Performance-Based Seismic Design Methods and Tools for Reinforced Masonry Shear-Wall Structures (2010)
|PI:||Benson Shing||UC San Diego|
|Co-PI:||Richard Klingner||University of Texas, Austin|
|Co-PI:||David McLean||Washington State University|

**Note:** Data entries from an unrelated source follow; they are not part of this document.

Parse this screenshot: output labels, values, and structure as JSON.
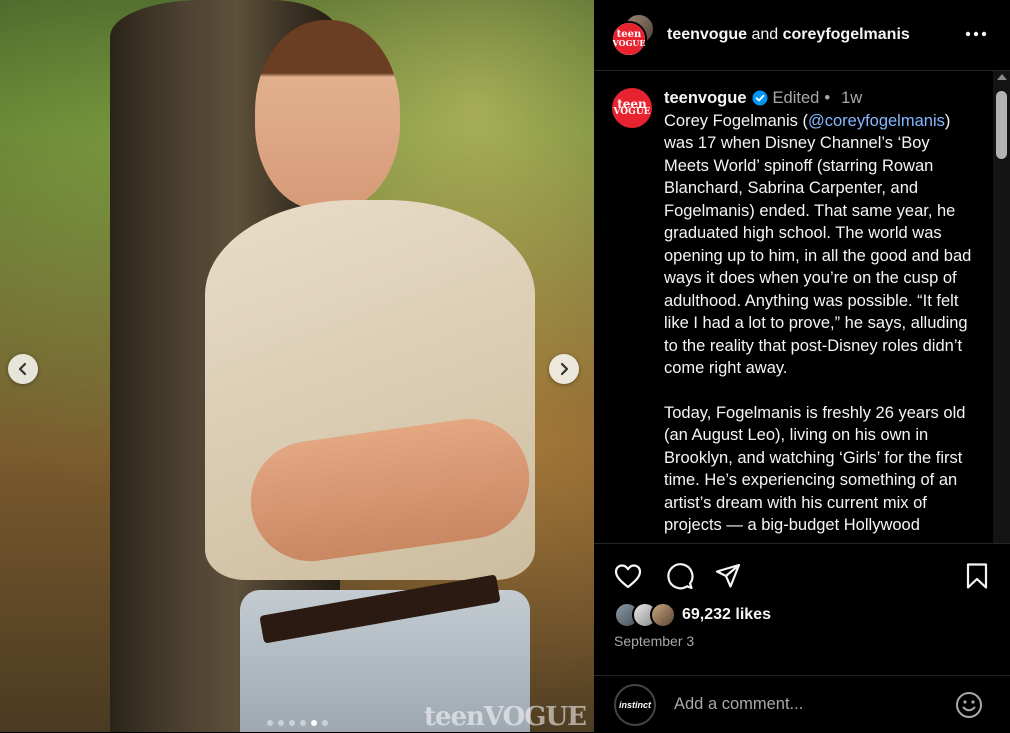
{
  "media": {
    "watermark": "teenVOGUE",
    "carousel": {
      "total": 6,
      "current": 5
    },
    "prev_icon": "chevron-left-icon",
    "next_icon": "chevron-right-icon"
  },
  "header": {
    "account1": "teenvogue",
    "and": "and",
    "account2": "coreyfogelmanis",
    "more_icon": "more-horizontal-icon"
  },
  "logo": {
    "line1": "teen",
    "line2": "VOGUE",
    "color": "#e8222e"
  },
  "caption": {
    "username": "teenvogue",
    "verified_color": "#0095f6",
    "edited": "Edited",
    "separator": "•",
    "time": "1w",
    "p1_before": "Corey Fogelmanis (",
    "mention": "@coreyfogelmanis",
    "p1_after": ") was 17 when Disney Channel’s ‘Boy Meets World’ spinoff (starring Rowan Blanchard, Sabrina Carpenter, and Fogelmanis) ended. That same year, he graduated high school. The world was opening up to him, in all the good and bad ways it does when you’re on the cusp of adulthood. Anything was possible. “It felt like I had a lot to prove,” he says, alluding to the reality that post-Disney roles didn’t come right away.",
    "p2": "Today, Fogelmanis is freshly 26 years old (an August Leo), living on his own in Brooklyn, and watching ‘Girls’ for the first time. He’s experiencing something of an artist’s dream with his current mix of projects — a big-budget Hollywood"
  },
  "actions": {
    "like_icon": "heart-icon",
    "comment_icon": "comment-icon",
    "share_icon": "send-icon",
    "save_icon": "bookmark-icon"
  },
  "likes": {
    "count_text": "69,232 likes"
  },
  "date": "September 3",
  "comment": {
    "avatar_text": "instinct",
    "placeholder": "Add a comment...",
    "emoji_icon": "smiley-icon"
  }
}
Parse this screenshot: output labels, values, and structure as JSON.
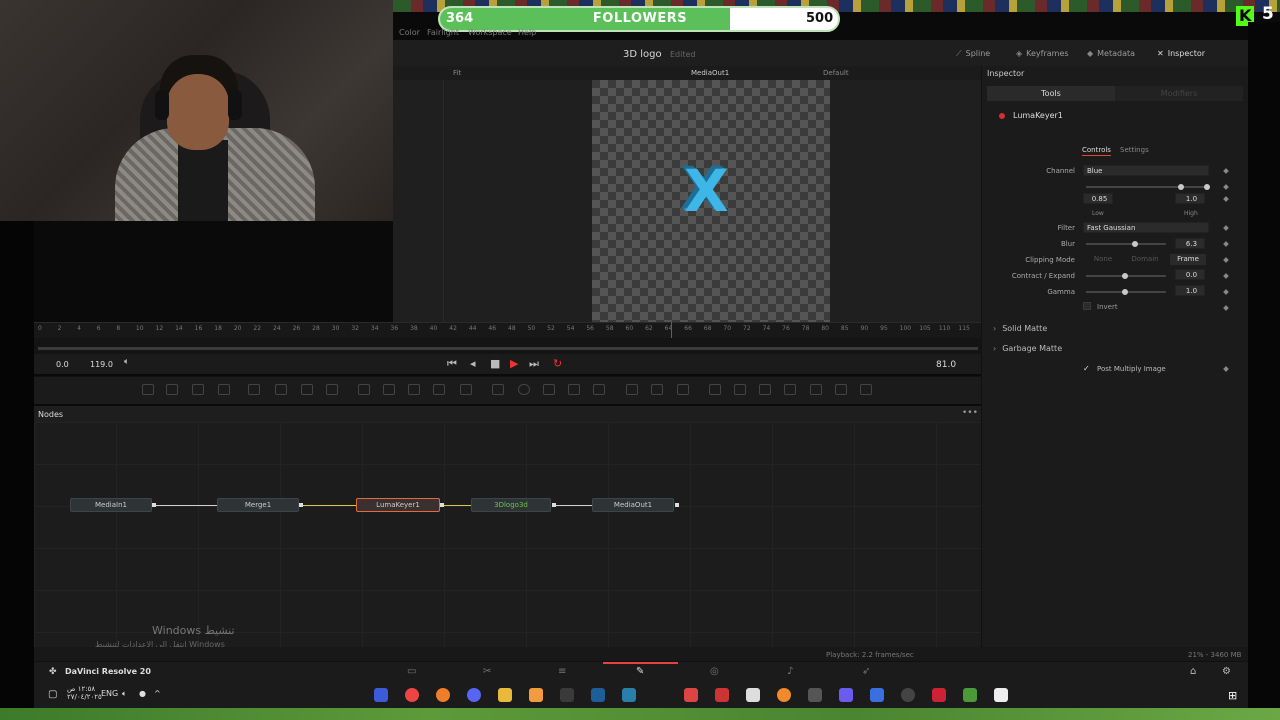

Current code provisions and strength design methods for reinforced masonry shear-wall structures do not adequately distinguish the unique design requirements and performance characteristics of high-rise and low-rise masonry shear wall systems of different configurations. Moreover, current seismic design provisions for masonry structures are force-based with overlays of prescriptive requirements, some of which are neither practical nor rational and have not been substantiated with experiment research. This research project is aimed to improve reinforced masonry design methods and develop analytical tools required for the performance-based design of these structures. It is a joint effort of UCSD, the University of Texas at Austin, and Washington State University through a Measurement Science and Engineering Grant awarded by the National Institute of Standards and Technology under the American Recovery and Reinvestment Act. In this project, shake-table tests will be conducted on two full-scale reinforced masonry wall specimens at the UCSD NEES Site with support from the NEES program of NSF. One of the specimens will be a three-story cantilever wall system completed with floor and roof diaphragms, and the other will be a two-story perforated wall system with an irregular arrangement of window openings. These tests are to evaluate current and improved design methods and reinforcing details, and to further our understanding of the behavior of these structures under sever seismic load conditions. In addition, extensive quasi-static tests will be conducted on reinforced masonry wall panels at the University of Texas at Austin and Washington State University to support the development of improved design details and analytical models. Improved displacement-based design methods will be explored and developed as an alternative to the current force-based design approach. The first set of shake-table tests will be conducted on the three-story specimen, and is scheduled to begin in December 2010.